The diary which became the filofax in the 80’s is now a calendar app and that rolodex full of contacts is a generic feature on every phone which can be accessed by using your voice. That expensive Sat-Nav unit in the car is now replaced with a Google app.
The humble digital camera at one time considered groundbreaking at a few megapixels now fades into comparison to your latest super duper camera equipped phone. Even professional photographers have ditched the DLSR and use their iPhones to take professional quality images.
Need a games console? Your phone has you covered there as well and can run 3D games in high resolution with gyroscopic controls once only found in military aircraft. Lost your watch? No worries, you don’t need it as your phone tells the time, calories burnt for the day and even what time to get up complete with custom ring tone alarm.
Multi point pressure sensitive touch screens with oleophobic and hydrophobic coatings and liquid metal casings.
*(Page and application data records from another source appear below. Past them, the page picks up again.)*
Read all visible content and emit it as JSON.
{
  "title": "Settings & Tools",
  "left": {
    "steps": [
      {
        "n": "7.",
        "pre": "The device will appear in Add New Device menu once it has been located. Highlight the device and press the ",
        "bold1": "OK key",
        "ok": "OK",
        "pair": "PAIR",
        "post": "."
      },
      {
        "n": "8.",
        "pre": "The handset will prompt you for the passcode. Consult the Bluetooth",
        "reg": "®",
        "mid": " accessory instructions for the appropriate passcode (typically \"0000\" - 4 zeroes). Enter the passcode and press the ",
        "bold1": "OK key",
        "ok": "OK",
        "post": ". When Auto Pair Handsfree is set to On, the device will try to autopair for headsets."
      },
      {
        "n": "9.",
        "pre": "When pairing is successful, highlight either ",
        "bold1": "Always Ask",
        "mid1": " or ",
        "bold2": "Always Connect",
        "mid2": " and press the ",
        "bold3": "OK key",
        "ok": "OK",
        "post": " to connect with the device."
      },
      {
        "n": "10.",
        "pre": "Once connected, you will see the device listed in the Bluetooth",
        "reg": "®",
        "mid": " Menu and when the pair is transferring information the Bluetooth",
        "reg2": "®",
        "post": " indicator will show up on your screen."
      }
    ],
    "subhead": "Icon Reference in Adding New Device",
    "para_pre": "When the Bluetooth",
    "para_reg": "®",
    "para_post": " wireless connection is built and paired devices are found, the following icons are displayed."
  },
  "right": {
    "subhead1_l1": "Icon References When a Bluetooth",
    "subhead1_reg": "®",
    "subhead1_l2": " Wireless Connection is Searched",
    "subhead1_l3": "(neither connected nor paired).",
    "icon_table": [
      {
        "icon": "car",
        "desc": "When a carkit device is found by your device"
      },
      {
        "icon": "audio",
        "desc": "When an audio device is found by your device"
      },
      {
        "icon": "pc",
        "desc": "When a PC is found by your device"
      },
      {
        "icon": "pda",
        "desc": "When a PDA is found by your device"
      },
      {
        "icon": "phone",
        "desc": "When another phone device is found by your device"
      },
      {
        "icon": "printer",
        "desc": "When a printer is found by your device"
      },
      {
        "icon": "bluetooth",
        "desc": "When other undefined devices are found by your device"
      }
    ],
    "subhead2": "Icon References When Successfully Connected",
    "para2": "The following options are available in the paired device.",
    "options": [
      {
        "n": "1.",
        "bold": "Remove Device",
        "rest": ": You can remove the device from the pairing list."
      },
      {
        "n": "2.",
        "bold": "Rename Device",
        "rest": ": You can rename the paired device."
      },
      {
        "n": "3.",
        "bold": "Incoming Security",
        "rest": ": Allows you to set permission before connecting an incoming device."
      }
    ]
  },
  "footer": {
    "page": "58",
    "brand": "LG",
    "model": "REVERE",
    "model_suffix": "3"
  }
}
That’s your modern and smart materials covered right there.
System on a chip (for the electronics crowd) replace SMC’s and large scale integrated chips, OLED’s replace TFT’s and screens now have a higher resolution than the latest big screen TV’s...Did I mention you can watch TV on your phones as well?
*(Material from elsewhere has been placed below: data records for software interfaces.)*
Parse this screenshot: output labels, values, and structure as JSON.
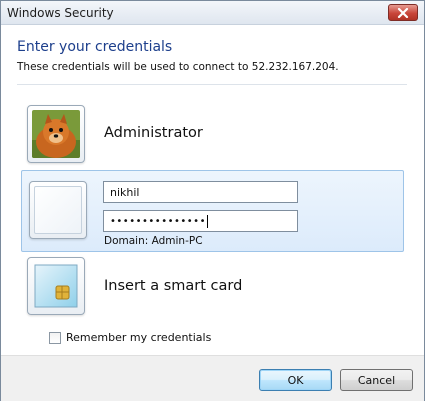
{
  "window": {
    "title": "Windows Security"
  },
  "header": {
    "heading": "Enter your credentials",
    "subtext": "These credentials will be used to connect to 52.232.167.204."
  },
  "accounts": [
    {
      "name": "Administrator",
      "icon": "pomeranian-dog-avatar-icon"
    }
  ],
  "login": {
    "username_value": "nikhil",
    "password_mask": "•••••••••••••••",
    "domain": "Domain: Admin-PC",
    "icon": "blank-user-tile-icon"
  },
  "smartcard": {
    "label": "Insert a smart card",
    "icon": "smart-card-icon"
  },
  "remember": {
    "label": "Remember my credentials",
    "checked": false
  },
  "buttons": {
    "ok": "OK",
    "cancel": "Cancel"
  },
  "colors": {
    "heading": "#1d3f8c",
    "selection": "#dcebfb",
    "close": "#c9463a"
  }
}
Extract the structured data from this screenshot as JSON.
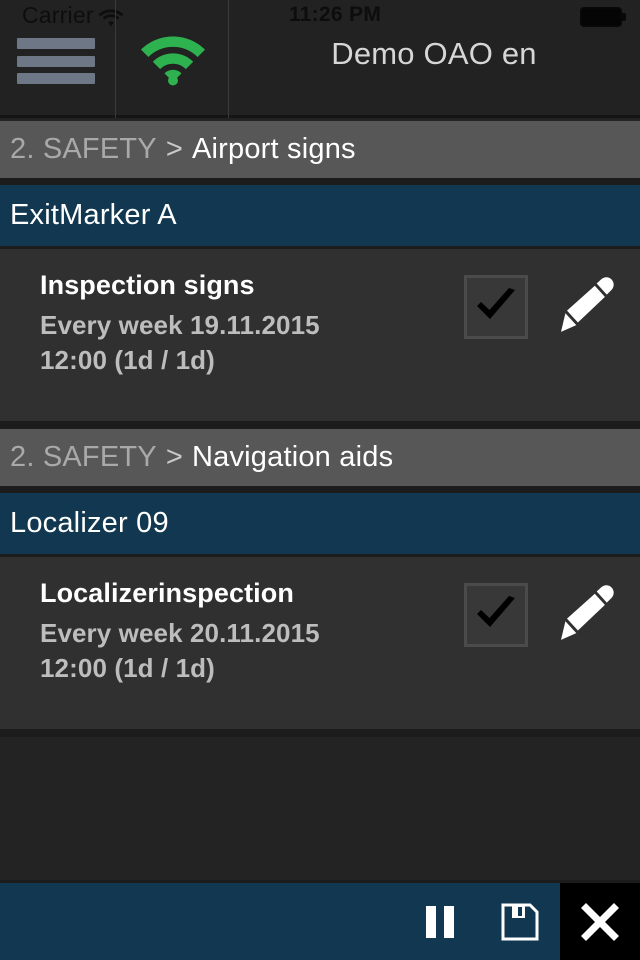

Processors now running up to 16 discreet cores, memory counted in Gigabytes when back in the day a megabyte would have cost hundreds of pounds. Solid state storage up to 128GB that was only dreamt of 20 years ago.
Lithium Ion batteries that can run for days off a single charge, speech recognition software that used to cost hundreds of pounds, mini versions of Office programs, email instead of snail mail, Snapchat instead of SMS texts…the list goes on and it’s not finished yet.
They can remind you of important appointments, control your TV or heating from anywhere in the world. You can talk to them, asking questions like you might a learned friend or colleague and they can even tell you where they are should you lose them.
All that before we even consider premium materials, modern manufacturing methods and the ergonomics, graphics and interface design.
Apparently, you can also use them for making telephone calls!
Yes, the smartphone has a lot going for it as a learning tool for technologists. If you want to really drive the message home about convergent technology, just try collating all those different devices and place them next to a modern smartphone…presuming you can find the space. You can even put one next to a 10 year old model just to illustrate how far we have come in a decade.
However, consider this; here is a machine as thin as a pencil that can run for days on a single charge, which fits in your pocket and can access all documented human knowledge since records began, and what are its main uses? Taking selfies and watching cat videos! I also remain convinced that if I could find a way of texting the material on the board in class to the phones in the room, I would get far more attentive audience. Perhaps I should use Whatsapp for my next lesson…
The phone is also an incredible way of linking the generational divide between student and teacher. While we may sometimes struggle to understand Xbones, PSN and the like, pull a smartphone out of your pocket and attention immediately turns to the device with a mutual appreciation of technology. When it’s the latest model, it may even elicit a knowing nod of approval which you may struggle to get for anything else you do.
So, remain vigilant on their use in school by all means but rather than considering them the enemy, embrace them for the little technological marvels they are. Remember how much discreet technological items they have replaced and start a discussion about what else they may converge with or incorporate in the future. They seem to be replacing everything except the teacher but, as Arthur C Clarke once said;
‘Any teacher that can be replaced by a machine should be!’
I’ll get my coat…
Paul Woodward has been a teacher of DT for 22 years in a range of schools with stints as HOD and Head of Faculty, qualified to MA level and an examiner and moderator of Resistant Materials for the AQA.